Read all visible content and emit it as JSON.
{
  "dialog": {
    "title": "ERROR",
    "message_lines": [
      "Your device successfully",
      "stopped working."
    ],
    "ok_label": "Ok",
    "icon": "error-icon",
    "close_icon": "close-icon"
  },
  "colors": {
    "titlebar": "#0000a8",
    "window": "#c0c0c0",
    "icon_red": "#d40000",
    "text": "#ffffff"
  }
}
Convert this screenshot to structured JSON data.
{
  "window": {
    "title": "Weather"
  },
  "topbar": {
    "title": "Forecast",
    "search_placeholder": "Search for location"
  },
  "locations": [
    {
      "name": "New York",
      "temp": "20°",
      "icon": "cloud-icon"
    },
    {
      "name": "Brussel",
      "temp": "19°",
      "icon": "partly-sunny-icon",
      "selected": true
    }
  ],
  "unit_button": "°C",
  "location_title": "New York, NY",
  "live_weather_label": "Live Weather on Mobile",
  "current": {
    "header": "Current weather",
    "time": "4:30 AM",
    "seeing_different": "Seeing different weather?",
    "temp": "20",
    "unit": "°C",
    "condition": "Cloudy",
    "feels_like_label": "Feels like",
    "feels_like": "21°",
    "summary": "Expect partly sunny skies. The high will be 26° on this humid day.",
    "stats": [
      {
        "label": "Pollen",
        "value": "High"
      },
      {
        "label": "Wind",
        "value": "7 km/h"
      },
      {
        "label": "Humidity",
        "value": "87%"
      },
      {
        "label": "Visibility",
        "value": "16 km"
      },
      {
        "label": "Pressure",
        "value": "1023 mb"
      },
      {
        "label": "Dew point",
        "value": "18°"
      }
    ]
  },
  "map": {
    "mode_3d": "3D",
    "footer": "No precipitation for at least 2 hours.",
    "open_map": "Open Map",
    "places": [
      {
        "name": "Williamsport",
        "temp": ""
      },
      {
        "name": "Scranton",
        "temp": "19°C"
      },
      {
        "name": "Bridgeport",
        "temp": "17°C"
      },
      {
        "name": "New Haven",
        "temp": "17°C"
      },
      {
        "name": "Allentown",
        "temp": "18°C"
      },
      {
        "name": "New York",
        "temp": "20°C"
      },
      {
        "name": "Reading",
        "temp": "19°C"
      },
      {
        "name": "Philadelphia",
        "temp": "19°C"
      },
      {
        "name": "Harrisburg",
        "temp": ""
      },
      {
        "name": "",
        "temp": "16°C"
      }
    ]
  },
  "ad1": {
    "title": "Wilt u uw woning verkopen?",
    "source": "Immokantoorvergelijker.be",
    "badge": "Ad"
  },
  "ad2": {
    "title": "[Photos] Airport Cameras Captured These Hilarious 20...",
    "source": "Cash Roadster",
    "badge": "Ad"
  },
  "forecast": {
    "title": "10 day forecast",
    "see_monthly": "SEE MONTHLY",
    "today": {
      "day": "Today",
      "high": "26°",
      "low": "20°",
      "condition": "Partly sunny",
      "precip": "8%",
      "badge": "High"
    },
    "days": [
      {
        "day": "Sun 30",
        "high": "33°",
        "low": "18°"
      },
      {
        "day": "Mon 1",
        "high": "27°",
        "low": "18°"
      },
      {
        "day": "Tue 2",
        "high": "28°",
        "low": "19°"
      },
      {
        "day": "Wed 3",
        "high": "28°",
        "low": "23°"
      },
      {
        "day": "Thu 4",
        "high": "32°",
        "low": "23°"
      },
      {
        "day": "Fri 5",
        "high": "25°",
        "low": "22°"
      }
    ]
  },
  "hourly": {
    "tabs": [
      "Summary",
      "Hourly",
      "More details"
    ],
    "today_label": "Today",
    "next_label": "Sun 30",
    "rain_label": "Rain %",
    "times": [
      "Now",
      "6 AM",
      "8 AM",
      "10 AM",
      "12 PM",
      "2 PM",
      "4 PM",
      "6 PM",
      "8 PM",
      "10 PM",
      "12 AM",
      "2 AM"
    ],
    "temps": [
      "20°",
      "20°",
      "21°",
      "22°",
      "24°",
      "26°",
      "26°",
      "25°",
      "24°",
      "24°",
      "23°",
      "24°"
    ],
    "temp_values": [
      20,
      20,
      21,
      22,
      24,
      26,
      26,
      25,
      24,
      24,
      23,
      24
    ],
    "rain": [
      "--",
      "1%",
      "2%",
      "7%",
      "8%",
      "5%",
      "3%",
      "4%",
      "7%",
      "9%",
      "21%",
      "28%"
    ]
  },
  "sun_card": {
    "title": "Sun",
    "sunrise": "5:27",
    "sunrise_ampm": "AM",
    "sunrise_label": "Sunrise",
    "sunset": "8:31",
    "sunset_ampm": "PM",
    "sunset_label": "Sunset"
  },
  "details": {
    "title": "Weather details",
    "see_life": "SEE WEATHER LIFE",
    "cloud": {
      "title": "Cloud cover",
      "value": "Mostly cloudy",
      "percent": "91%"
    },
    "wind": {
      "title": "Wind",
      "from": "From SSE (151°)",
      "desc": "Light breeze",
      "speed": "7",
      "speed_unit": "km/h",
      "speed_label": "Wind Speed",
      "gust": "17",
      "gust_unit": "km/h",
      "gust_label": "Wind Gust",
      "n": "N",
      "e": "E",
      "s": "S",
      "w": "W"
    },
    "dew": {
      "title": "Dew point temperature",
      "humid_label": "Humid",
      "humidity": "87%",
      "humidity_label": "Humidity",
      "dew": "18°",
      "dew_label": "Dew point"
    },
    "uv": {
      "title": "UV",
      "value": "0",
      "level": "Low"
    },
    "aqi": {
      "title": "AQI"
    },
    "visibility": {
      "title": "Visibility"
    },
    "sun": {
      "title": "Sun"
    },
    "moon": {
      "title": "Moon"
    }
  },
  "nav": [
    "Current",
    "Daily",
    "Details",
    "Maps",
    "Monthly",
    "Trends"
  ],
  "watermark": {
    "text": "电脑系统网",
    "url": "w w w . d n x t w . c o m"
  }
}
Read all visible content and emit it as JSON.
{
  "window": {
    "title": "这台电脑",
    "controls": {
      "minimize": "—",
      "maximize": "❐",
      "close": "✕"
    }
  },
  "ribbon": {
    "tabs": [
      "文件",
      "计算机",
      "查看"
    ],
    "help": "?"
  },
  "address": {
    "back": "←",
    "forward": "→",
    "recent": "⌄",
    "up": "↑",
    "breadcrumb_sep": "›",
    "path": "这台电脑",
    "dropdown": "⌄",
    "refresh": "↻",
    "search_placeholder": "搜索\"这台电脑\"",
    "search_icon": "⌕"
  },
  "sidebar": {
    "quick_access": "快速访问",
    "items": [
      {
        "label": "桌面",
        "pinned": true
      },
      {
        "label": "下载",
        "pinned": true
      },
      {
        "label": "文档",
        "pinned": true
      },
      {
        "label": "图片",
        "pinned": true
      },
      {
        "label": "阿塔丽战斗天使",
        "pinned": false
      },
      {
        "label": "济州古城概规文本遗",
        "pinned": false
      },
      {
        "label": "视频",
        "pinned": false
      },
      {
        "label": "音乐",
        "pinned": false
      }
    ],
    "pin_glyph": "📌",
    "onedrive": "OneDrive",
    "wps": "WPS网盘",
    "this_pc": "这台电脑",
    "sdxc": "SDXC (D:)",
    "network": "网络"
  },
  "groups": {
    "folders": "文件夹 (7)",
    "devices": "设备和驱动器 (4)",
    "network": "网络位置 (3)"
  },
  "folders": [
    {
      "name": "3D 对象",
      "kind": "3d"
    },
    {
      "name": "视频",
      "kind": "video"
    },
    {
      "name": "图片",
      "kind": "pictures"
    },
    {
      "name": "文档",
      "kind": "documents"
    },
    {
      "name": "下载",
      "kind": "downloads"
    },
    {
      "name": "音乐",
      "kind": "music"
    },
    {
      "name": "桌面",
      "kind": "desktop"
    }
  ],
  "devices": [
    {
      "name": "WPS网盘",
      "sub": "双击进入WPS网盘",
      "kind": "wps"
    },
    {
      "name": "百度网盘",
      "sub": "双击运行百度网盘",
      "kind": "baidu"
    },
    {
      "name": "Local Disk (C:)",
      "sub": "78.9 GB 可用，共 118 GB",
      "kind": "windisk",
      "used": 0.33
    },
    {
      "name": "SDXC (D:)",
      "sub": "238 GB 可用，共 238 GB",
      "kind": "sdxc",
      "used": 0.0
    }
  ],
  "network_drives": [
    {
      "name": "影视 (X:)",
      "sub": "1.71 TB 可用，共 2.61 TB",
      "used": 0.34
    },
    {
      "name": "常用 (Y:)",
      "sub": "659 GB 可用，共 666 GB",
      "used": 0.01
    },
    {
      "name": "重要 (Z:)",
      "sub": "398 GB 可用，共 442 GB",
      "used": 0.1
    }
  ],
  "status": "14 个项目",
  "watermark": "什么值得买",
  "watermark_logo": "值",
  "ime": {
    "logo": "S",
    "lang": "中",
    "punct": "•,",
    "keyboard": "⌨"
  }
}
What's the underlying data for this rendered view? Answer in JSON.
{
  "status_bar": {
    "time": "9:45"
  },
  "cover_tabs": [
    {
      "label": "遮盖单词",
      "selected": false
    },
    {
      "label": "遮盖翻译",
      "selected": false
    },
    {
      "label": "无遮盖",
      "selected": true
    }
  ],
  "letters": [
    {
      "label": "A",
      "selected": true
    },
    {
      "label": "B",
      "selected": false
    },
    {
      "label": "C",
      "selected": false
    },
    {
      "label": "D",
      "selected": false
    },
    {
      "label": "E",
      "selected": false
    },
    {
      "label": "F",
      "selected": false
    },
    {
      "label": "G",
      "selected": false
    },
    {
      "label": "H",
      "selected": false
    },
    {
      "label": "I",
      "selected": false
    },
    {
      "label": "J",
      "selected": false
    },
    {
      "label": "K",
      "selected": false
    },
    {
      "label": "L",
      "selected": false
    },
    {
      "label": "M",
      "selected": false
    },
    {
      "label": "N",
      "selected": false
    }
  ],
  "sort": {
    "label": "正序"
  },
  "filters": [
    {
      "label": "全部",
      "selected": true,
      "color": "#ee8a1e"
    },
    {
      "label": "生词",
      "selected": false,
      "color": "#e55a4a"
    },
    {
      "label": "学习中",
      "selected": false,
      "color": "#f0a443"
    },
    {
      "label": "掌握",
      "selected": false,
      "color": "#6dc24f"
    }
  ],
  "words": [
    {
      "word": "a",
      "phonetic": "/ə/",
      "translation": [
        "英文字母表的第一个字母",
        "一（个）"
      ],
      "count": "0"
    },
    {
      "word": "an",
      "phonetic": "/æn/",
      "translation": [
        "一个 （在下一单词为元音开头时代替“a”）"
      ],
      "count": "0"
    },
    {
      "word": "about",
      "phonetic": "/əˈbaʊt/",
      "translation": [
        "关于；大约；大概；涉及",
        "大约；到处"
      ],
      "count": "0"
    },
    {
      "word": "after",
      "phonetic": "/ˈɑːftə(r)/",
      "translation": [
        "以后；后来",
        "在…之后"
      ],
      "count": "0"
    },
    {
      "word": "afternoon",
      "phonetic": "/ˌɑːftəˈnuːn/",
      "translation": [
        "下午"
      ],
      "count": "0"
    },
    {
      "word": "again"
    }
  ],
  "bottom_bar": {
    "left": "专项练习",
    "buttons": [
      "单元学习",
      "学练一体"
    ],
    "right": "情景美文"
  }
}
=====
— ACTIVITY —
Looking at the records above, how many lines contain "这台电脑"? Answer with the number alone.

— EXERCISE RESPONSE —
4